So I went to the Canon store in Nampodong recently to look at the Canon EOS 550D (which is confusingly called the Rebel T2i in the US). While there a young couple walked in, weren't quite sure what they wanted, were shown a 550D, and decided to buy it – just like that. I was still doing a lot of research. But it seemed like a very familiar attitude here, where gadgets are so ubiquitous they are treated almost like commodities.
When it came time for me to buy, I didn't really want to pay Canon's official prices, so I humoured myself looking at the prices on Korean Internet sites. But whereas back in the UK there are online retailers - and then there is the Wild West of distrust that is eBay - in Korea it's common to buy from sellers you've never heard of via sites like Auction and Gmarket, which to put it into context would be like buying everything through eBay back home. I'm not really comfortable with buying expensive electrical equipment from auction sites, but on the whole people in Korea don't seem quite as reticent. We eventually bought from the large electrical chain Hi-Mart, where we got a free Canon bag but where further attempts to haggle would prove fruitless on the grounds that there was apparently huge demand for the 550D and nobody seemed to have any stock. They certainly didn't need to discount when stock came in. The price was about £680 ($986/1,200,000 won) with the EF-S 18-55mm lens kit, bag, extra SD card, predictably useless UV filter and a few other bits and pieces. And we'd still have to wait - two to three weeks.

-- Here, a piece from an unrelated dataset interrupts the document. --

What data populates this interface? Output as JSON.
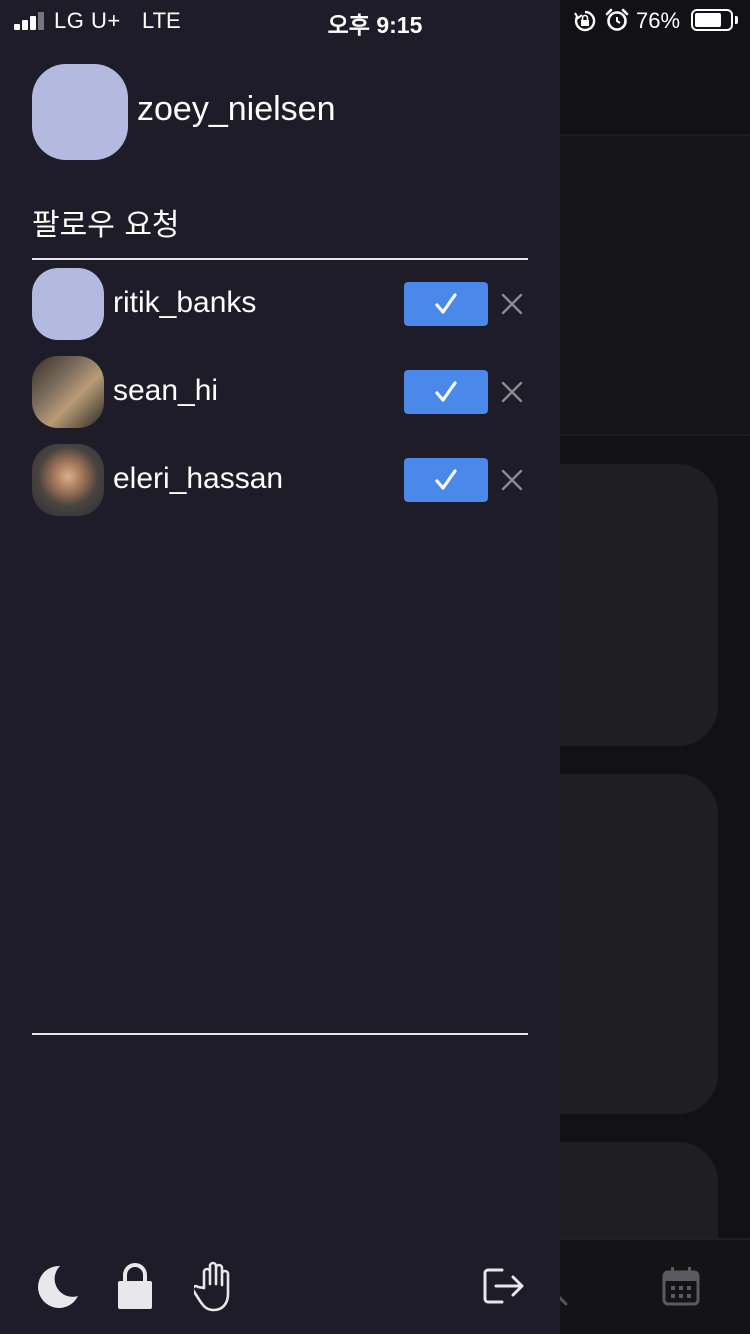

When we'd done the deal the assistant didn't seem enthusiastic – my wife jokingly asked him why – shouldn't he be happy with the commission? He said he wasn't because he couldn't give us the product immediately – and I believe he really meant it.
It took three weeks in the end to come, and when they got it they still didn't have a bag, so – unprompted - they gave us a new 'Samsung VLUU' bag to use in the interim. I didn't use it but suspiciously held it hostage until the Canon one arrived.
Three CDs came in the box. The first contained the accompanying software, the second, which contained manuals for the accompanying software was entitled the 'Software Instruction Manual', and the third carried the Korean description '소프트웨어 사용설명서' which approximately translates as the 'Software usage instructions' – in other words, it contained manuals for the accompanying software and sure enough the contents were exactly the same as the second CD, with instructions for the software in English, French, Japanese, Russian, Simplified Chinese and Spanish. Which meant that neither CD had Korean instructions for the accompanying software, despite one of them being given a Korean title. It looks like Canon made a mistake somewhere there.
But for all my research, while the camera can be switched into one of 25 languages including English and Korean, to my surprise there was no PDF manual on the CDs in the box, but instead a 206 page printed Korean manual which was useless to me. Fortunately it wasn't an issue since I'd downloaded the English manual a few weeks beforehand in order to do some final research. It's just as well it's readily available.
After I'd got the camera I went back over to Nampodong to have a look at filters and lens hoods, and discovered three new large camera shops in close proximity to Canon's store. That's the odd thing about Korea - shops in the same line of business have a tendency to cluster. Perhaps Nampodong is turning into Busan's camera district.